Wodehouse aficionados will argue long into the night as to which parts of the Master’s oeuvre are the funniest. Some (well, ok, many!) will support the Jeeves and Wooster stories as the highest form; others are supportive of the golfing stories, the Blandings saga or the adventures of Ukridge. And I will freely admit to hugely enjoying all of these. But for me the stories of Blandings Castle, its dreamy owner Lord Emsworth, his numerous nieces and their suitors, his array of formidable sisters, his brother Gally (now there’s a bloke to go for a drink with!) and the supreme pig, the Empress of Blandings. These are the ones that pull me back most, time after time and I am greatly looking forward to reading them all again and sharing my thoughts in this blog in the weeks to come.

Book 16 – Notes from a Small Island

Bill Bryson first came to England in 1973, settled here in 1977 and has become probably our only American National Treasure. He has written books on the English language (Mother Tongue is superb!) and then developed into a travel writer with an idiosyncratic style that makes him always a joy to read.

After marrying here and bringing up a family, he decided in the mid-nineties to move back to the USA but before going he wanted to write a farewell to Great Britain. Notes from a Small Island is Bryson’s tribute to this country, written with an eye to detail, a command of language and a heartfelt love of the place that has long been one of my very favourite books. It is funny; it is accurate; it is perceptive. He shows us both the faults of the people and the systems and all that makes them so wonderful.

He packs the book with incidental facts about places that were (and still are) a surprise to me. There’s one part when writing about the Cotswolds where he gives just enough detail for an determined enquirer to find a genuine roman mosaid floor hidden away in a wood. Armed with an ordnance survey map and his hints we managed to find it too!

His perceptions on the way we think here are spot on. The first chapter contains a near parody of a pub discussion about how to travel somewhere that is side-splittingly funny and deadly accurate.

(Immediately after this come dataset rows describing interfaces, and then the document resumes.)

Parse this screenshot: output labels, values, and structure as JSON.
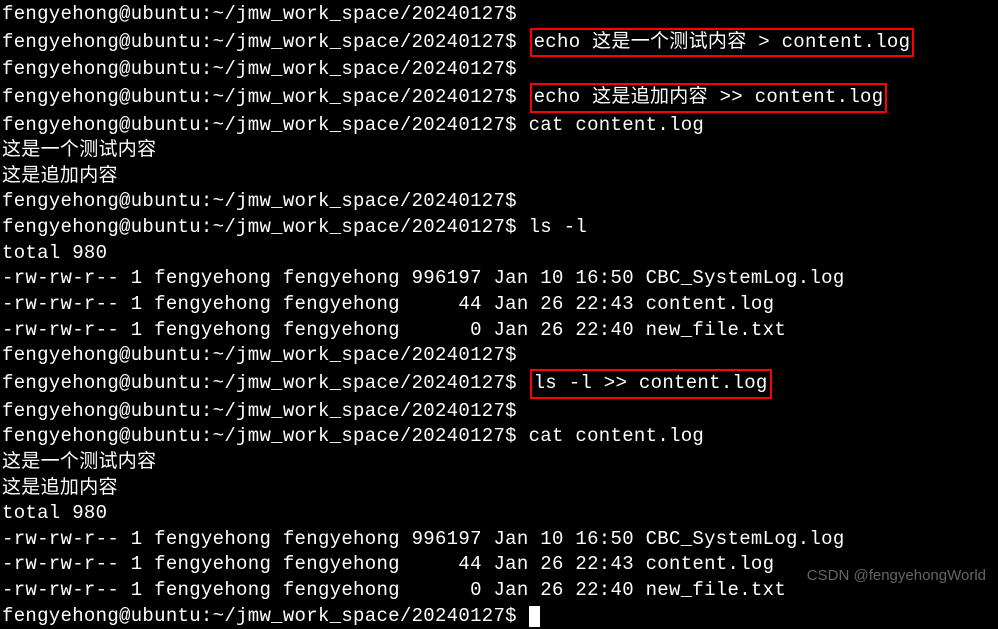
{
  "prompt": "fengyehong@ubuntu:~/jmw_work_space/20240127$",
  "cmd1": "echo 这是一个测试内容 > content.log",
  "cmd2": "echo 这是追加内容 >> content.log",
  "cmd3": "cat content.log",
  "out_cat1_line1": "这是一个测试内容",
  "out_cat1_line2": "这是追加内容",
  "cmd4": "ls -l",
  "out_ls_total": "total 980",
  "out_ls_f1": "-rw-rw-r-- 1 fengyehong fengyehong 996197 Jan 10 16:50 CBC_SystemLog.log",
  "out_ls_f2": "-rw-rw-r-- 1 fengyehong fengyehong     44 Jan 26 22:43 content.log",
  "out_ls_f3": "-rw-rw-r-- 1 fengyehong fengyehong      0 Jan 26 22:40 new_file.txt",
  "cmd5": "ls -l >> content.log",
  "cmd6": "cat content.log",
  "out_cat2_line1": "这是一个测试内容",
  "out_cat2_line2": "这是追加内容",
  "out_cat2_total": "total 980",
  "out_cat2_f1": "-rw-rw-r-- 1 fengyehong fengyehong 996197 Jan 10 16:50 CBC_SystemLog.log",
  "out_cat2_f2": "-rw-rw-r-- 1 fengyehong fengyehong     44 Jan 26 22:43 content.log",
  "out_cat2_f3": "-rw-rw-r-- 1 fengyehong fengyehong      0 Jan 26 22:40 new_file.txt",
  "watermark": "CSDN @fengyehongWorld"
}
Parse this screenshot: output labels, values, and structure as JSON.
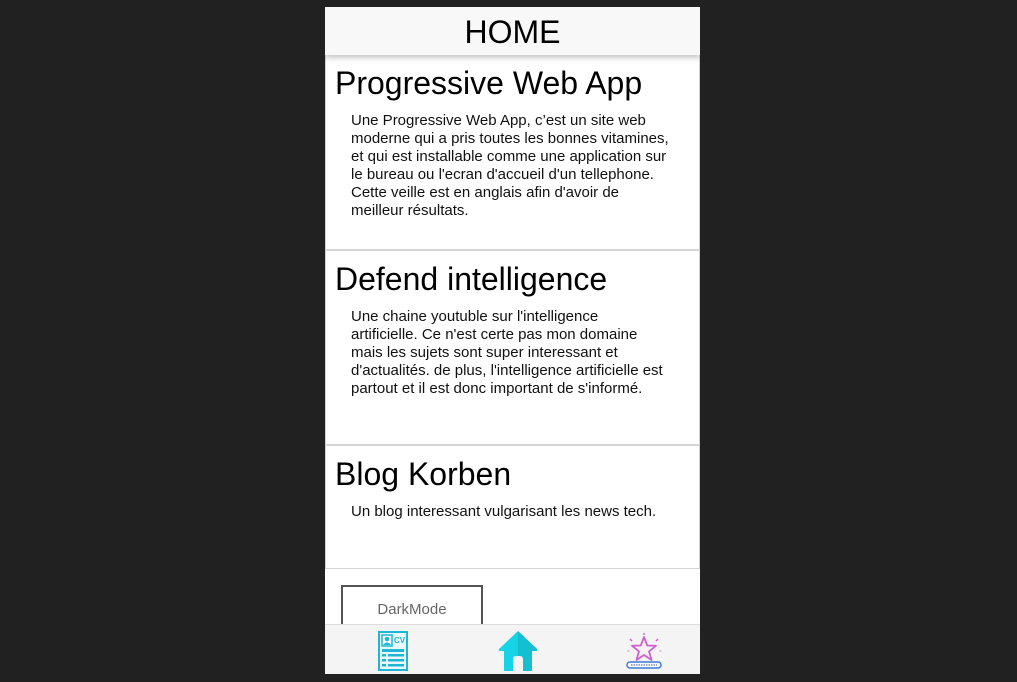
{
  "header": {
    "title": "HOME"
  },
  "cards": [
    {
      "title": "Progressive Web App",
      "text": "Une Progressive Web App, c’est un site web moderne qui a pris toutes les bonnes vitamines, et qui est installable comme une application sur le bureau ou l'ecran d'accueil d'un tellephone. Cette veille est en anglais afin d'avoir de meilleur résultats."
    },
    {
      "title": "Defend intelligence",
      "text": "Une chaine youtuble sur l'intelligence artificielle. Ce n'est certe pas mon domaine mais les sujets sont super interessant et d'actualités. de plus, l'intelligence artificielle est partout et il est donc important de s'informé."
    },
    {
      "title": "Blog Korben",
      "text": "Un blog interessant vulgarisant les news tech."
    }
  ],
  "darkmode_button": {
    "label": "DarkMode"
  },
  "nav": {
    "items": [
      {
        "icon": "cv-document-icon",
        "color": "#1fb6d6"
      },
      {
        "icon": "home-icon",
        "color": "#16d4e6",
        "active": true
      },
      {
        "icon": "star-rating-icon",
        "color": "#d05fd0"
      }
    ]
  },
  "colors": {
    "background": "#212121",
    "header_bg": "#f8f8f8",
    "nav_bg": "#f4f4f4",
    "accent_cyan": "#16d4e6",
    "accent_pink": "#d05fd0"
  }
}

It is quite simply one of the best books about this country that’s ever been written. And as an aside, he has moved back here and now has a followup volume called The Road to Little Dribbling: More Notes From a Small Island that is high on my list of Books To Get Very Soon.

Book 15 – The Tin Princess

I think I’m going to have to read some more Philip Pullman. Some years back I got hold of the His Dark Materials trilogy, partly because I wanted to see what the fuss was about, and partly because Pullman was quoted as saying that he wanted to use the trilogy “to kill God” – spoiler alert: he doesn’t! The books were a thoughful and entertaining read with some wonderful characters – who could not fall in love with Serafina Pekkala? – but left me somewhat dissatisfied as in the end it all seemed to peter out somehow.

A year or so ago I found The Tin Princess in a secondhand book sale, thought it was a very different looking Pullman novel and therefore decided to try it. But again, it seems to not really have much of an ending and all the anticipation leads to nowhere in particular. As with the trilogy, some of the writing is superb. There’s a description of a small battle in a developing snowstorm that is wonderful and evocative to read, but overall I was left feeling “is that it?”.

This could be because the book is part of a series for young adults (something I was not aware of when starting it) and thus there is a back story of which I knew nothing. And perhaps these days modern young adult fiction is not for me. As I said at the beginning, I’ll have to try some more Pullman before definitely making up my mind.